Provided material:

_ _ _

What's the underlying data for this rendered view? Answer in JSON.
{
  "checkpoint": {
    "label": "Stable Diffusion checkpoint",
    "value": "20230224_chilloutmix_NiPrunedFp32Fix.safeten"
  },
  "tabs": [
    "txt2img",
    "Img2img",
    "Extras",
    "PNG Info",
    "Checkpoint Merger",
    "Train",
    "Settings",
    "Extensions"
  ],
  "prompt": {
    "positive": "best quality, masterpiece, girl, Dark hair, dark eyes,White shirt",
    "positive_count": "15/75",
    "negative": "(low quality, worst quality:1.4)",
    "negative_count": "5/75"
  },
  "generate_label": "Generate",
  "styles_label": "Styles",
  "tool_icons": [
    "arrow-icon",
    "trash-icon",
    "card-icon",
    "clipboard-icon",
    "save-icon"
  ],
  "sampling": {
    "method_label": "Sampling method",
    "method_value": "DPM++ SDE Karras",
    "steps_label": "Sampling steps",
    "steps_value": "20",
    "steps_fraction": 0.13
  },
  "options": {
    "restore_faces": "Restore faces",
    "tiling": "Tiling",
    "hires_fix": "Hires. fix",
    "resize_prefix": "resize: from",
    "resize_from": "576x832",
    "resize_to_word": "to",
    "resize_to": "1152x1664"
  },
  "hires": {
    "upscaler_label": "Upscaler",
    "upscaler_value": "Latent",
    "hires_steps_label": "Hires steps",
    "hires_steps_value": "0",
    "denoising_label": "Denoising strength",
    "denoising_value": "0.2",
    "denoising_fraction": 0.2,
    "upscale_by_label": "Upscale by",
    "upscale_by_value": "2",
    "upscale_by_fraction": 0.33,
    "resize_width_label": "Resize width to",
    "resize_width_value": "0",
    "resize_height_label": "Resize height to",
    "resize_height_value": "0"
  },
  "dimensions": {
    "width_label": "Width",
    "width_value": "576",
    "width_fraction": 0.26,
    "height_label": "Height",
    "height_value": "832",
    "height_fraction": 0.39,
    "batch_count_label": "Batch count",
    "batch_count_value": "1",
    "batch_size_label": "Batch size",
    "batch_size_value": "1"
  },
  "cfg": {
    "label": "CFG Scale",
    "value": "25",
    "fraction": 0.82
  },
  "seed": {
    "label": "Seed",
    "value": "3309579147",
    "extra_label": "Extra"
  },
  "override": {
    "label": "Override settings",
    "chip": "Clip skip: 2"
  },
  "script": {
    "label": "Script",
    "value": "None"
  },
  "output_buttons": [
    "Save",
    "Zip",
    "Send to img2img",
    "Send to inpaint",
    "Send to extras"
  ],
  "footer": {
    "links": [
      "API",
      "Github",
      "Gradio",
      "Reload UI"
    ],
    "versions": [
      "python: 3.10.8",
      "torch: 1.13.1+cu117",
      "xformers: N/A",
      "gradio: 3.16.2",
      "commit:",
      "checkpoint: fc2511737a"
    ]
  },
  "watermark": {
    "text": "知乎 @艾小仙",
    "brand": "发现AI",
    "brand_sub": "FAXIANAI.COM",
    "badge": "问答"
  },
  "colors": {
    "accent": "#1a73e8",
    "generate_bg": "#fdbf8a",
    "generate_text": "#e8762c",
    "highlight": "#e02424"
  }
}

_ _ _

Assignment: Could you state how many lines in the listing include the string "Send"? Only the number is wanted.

Solution to this exercise: 3